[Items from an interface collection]

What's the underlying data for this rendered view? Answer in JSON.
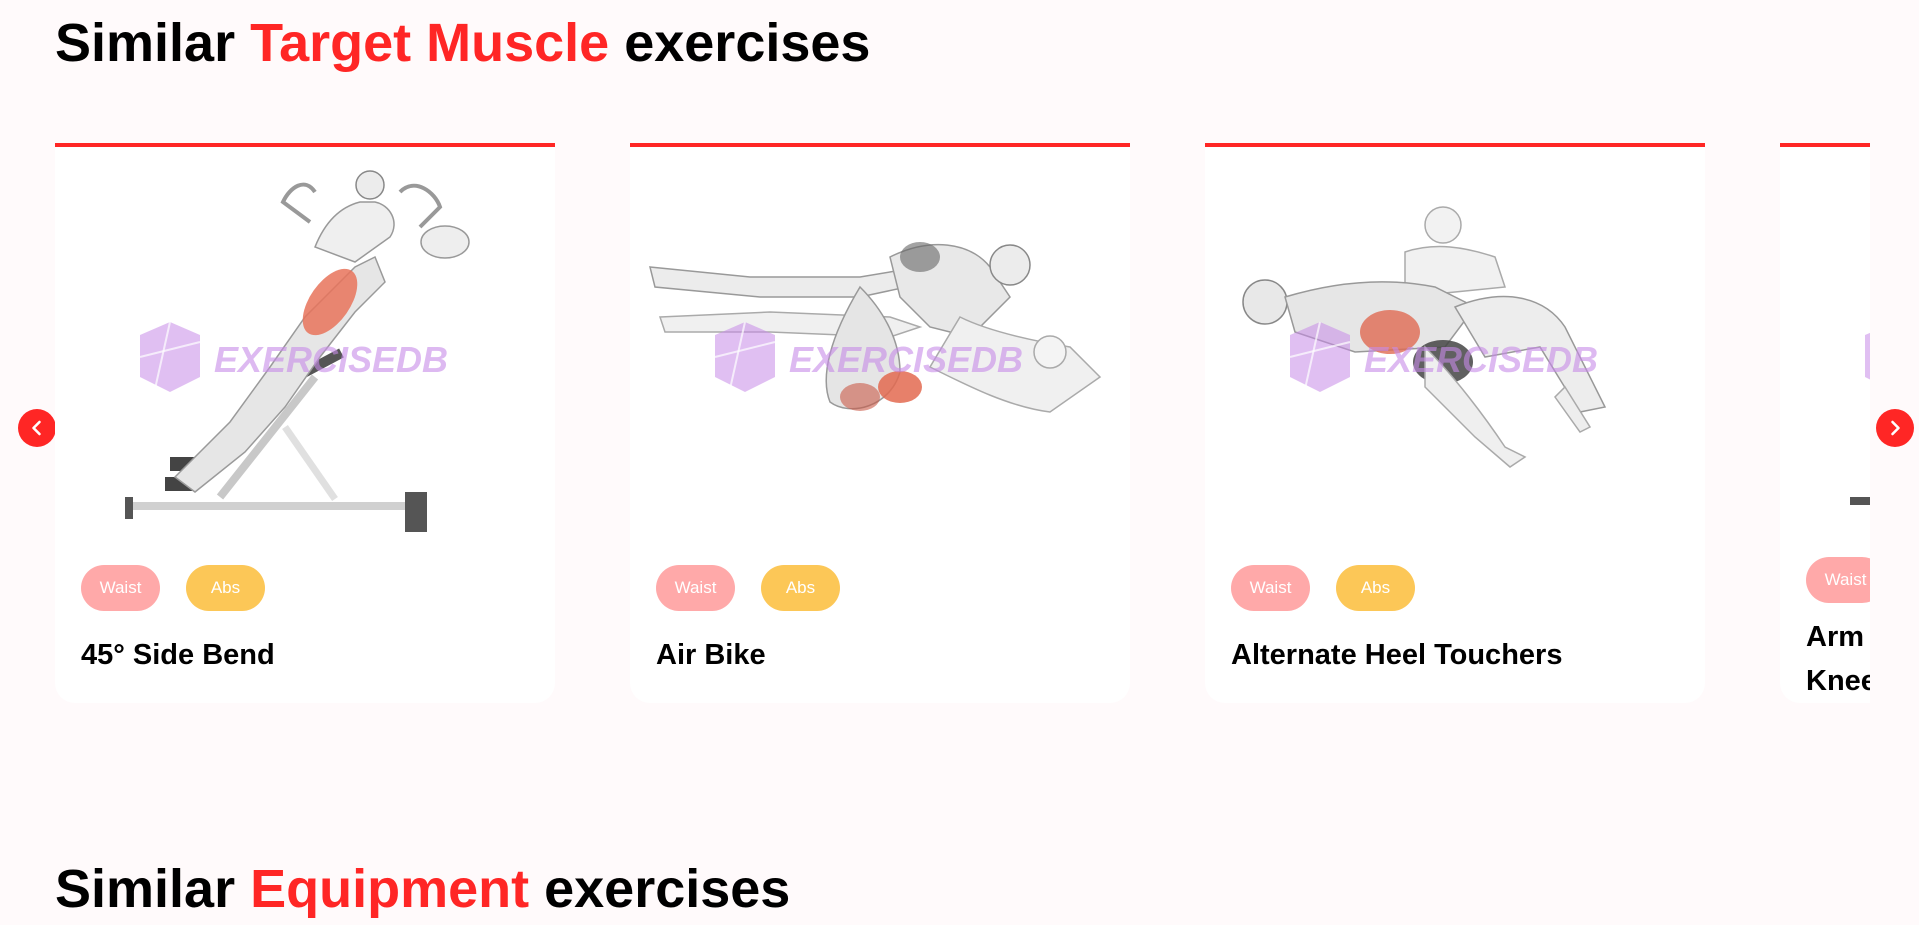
{
  "sections": {
    "target": {
      "title_prefix": "Similar ",
      "title_accent": "Target Muscle",
      "title_suffix": " exercises"
    },
    "equipment": {
      "title_prefix": "Similar ",
      "title_accent": "Equipment",
      "title_suffix": " exercises"
    }
  },
  "watermark": "EXERCISEDB",
  "cards": [
    {
      "body_part": "Waist",
      "target": "Abs",
      "name": "45° Side Bend",
      "image_icon": "hyperextension-bench-exercise-illustration"
    },
    {
      "body_part": "Waist",
      "target": "Abs",
      "name": "Air Bike",
      "image_icon": "lying-crunch-exercise-illustration"
    },
    {
      "body_part": "Waist",
      "target": "Abs",
      "name": "Alternate Heel Touchers",
      "image_icon": "lying-heel-touch-exercise-illustration"
    },
    {
      "body_part": "Waist",
      "target": "",
      "name": "Arm Slide\nKnee",
      "image_icon": "floor-exercise-illustration"
    }
  ],
  "icons": {
    "prev": "chevron-left-icon",
    "next": "chevron-right-icon"
  },
  "colors": {
    "accent": "#ff2625",
    "body_part_tag": "#ffa9a9",
    "target_tag": "#fcc757",
    "watermark": "#c78be8",
    "background": "#fffafb"
  }
}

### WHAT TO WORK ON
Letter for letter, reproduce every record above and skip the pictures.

### OUTPUT BELOW
What's the underlying data for this rendered view? Answer in JSON.
{
  "sections": {
    "target": {
      "title_prefix": "Similar ",
      "title_accent": "Target Muscle",
      "title_suffix": " exercises"
    },
    "equipment": {
      "title_prefix": "Similar ",
      "title_accent": "Equipment",
      "title_suffix": " exercises"
    }
  },
  "watermark": "EXERCISEDB",
  "cards": [
    {
      "body_part": "Waist",
      "target": "Abs",
      "name": "45° Side Bend",
      "image_icon": "hyperextension-bench-exercise-illustration"
    },
    {
      "body_part": "Waist",
      "target": "Abs",
      "name": "Air Bike",
      "image_icon": "lying-crunch-exercise-illustration"
    },
    {
      "body_part": "Waist",
      "target": "Abs",
      "name": "Alternate Heel Touchers",
      "image_icon": "lying-heel-touch-exercise-illustration"
    },
    {
      "body_part": "Waist",
      "target": "",
      "name": "Arm Slide\nKnee",
      "image_icon": "floor-exercise-illustration"
    }
  ],
  "icons": {
    "prev": "chevron-left-icon",
    "next": "chevron-right-icon"
  },
  "colors": {
    "accent": "#ff2625",
    "body_part_tag": "#ffa9a9",
    "target_tag": "#fcc757",
    "watermark": "#c78be8",
    "background": "#fffafb"
  }
}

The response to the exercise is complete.